Provided records –
☆ ☆ ☆ ☆ ☆ ☆ ☆

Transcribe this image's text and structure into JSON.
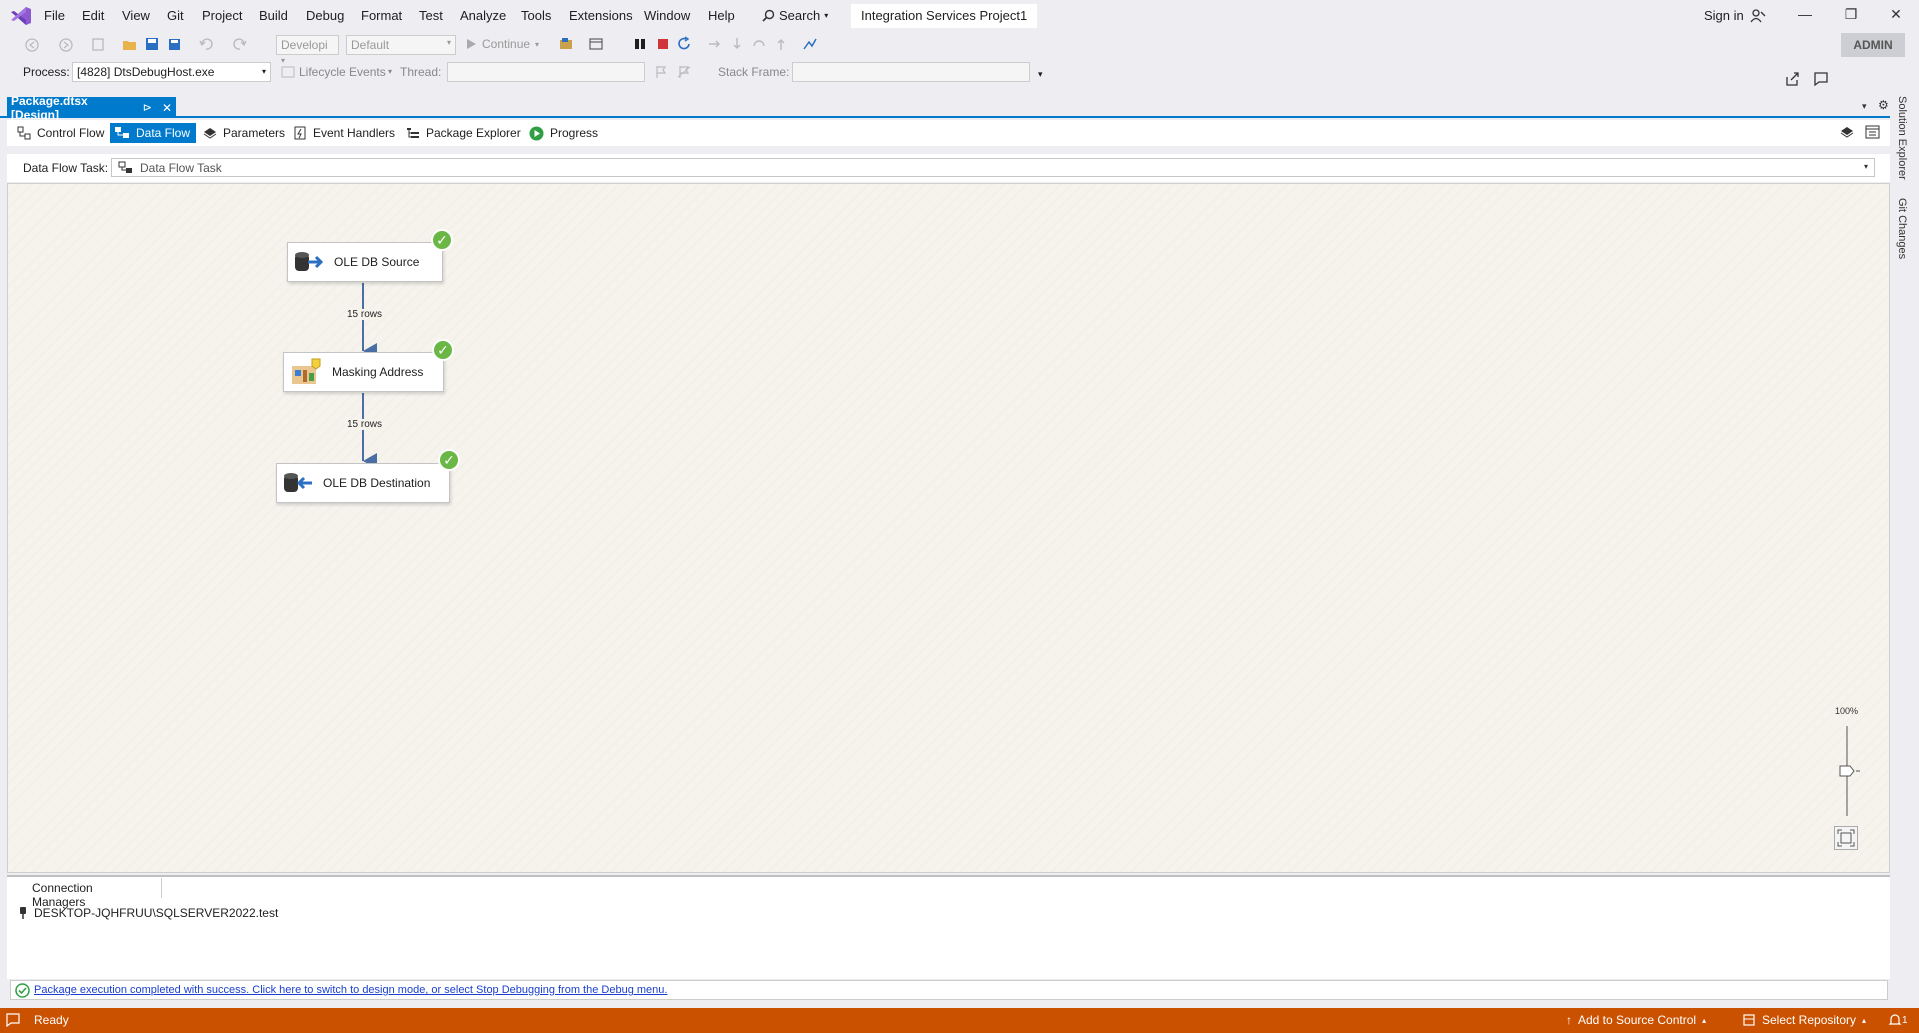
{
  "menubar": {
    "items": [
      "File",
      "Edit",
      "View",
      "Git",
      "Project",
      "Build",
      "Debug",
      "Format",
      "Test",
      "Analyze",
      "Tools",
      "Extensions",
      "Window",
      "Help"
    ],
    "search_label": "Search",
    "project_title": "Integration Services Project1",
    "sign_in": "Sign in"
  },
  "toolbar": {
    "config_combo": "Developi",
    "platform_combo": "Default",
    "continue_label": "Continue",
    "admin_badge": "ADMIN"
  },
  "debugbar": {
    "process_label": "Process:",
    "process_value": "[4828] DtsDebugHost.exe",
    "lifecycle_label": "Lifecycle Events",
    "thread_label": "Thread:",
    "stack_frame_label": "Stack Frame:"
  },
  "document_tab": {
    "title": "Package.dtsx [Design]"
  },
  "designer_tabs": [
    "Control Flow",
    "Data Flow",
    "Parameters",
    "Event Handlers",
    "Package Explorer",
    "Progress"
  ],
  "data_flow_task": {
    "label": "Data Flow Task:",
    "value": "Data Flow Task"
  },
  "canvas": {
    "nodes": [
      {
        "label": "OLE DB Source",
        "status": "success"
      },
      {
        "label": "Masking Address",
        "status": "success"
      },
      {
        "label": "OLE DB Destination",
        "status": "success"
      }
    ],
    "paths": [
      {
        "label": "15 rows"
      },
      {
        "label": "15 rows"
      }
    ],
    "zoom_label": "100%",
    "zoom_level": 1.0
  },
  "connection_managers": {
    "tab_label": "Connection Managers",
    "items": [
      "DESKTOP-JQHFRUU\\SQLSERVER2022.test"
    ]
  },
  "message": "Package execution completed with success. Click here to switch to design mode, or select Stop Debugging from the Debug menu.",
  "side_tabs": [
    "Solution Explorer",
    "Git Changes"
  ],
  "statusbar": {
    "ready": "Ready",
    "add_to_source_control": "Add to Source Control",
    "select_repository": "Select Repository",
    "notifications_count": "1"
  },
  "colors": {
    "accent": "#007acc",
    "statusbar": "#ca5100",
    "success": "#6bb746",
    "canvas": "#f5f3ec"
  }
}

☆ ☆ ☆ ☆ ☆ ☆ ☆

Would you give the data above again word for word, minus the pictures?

Transcribe this image's text and structure into JSON.
{
  "menubar": {
    "items": [
      "File",
      "Edit",
      "View",
      "Git",
      "Project",
      "Build",
      "Debug",
      "Format",
      "Test",
      "Analyze",
      "Tools",
      "Extensions",
      "Window",
      "Help"
    ],
    "search_label": "Search",
    "project_title": "Integration Services Project1",
    "sign_in": "Sign in"
  },
  "toolbar": {
    "config_combo": "Developi",
    "platform_combo": "Default",
    "continue_label": "Continue",
    "admin_badge": "ADMIN"
  },
  "debugbar": {
    "process_label": "Process:",
    "process_value": "[4828] DtsDebugHost.exe",
    "lifecycle_label": "Lifecycle Events",
    "thread_label": "Thread:",
    "stack_frame_label": "Stack Frame:"
  },
  "document_tab": {
    "title": "Package.dtsx [Design]"
  },
  "designer_tabs": [
    "Control Flow",
    "Data Flow",
    "Parameters",
    "Event Handlers",
    "Package Explorer",
    "Progress"
  ],
  "data_flow_task": {
    "label": "Data Flow Task:",
    "value": "Data Flow Task"
  },
  "canvas": {
    "nodes": [
      {
        "label": "OLE DB Source",
        "status": "success"
      },
      {
        "label": "Masking Address",
        "status": "success"
      },
      {
        "label": "OLE DB Destination",
        "status": "success"
      }
    ],
    "paths": [
      {
        "label": "15 rows"
      },
      {
        "label": "15 rows"
      }
    ],
    "zoom_label": "100%",
    "zoom_level": 1.0
  },
  "connection_managers": {
    "tab_label": "Connection Managers",
    "items": [
      "DESKTOP-JQHFRUU\\SQLSERVER2022.test"
    ]
  },
  "message": "Package execution completed with success. Click here to switch to design mode, or select Stop Debugging from the Debug menu.",
  "side_tabs": [
    "Solution Explorer",
    "Git Changes"
  ],
  "statusbar": {
    "ready": "Ready",
    "add_to_source_control": "Add to Source Control",
    "select_repository": "Select Repository",
    "notifications_count": "1"
  },
  "colors": {
    "accent": "#007acc",
    "statusbar": "#ca5100",
    "success": "#6bb746",
    "canvas": "#f5f3ec"
  }
}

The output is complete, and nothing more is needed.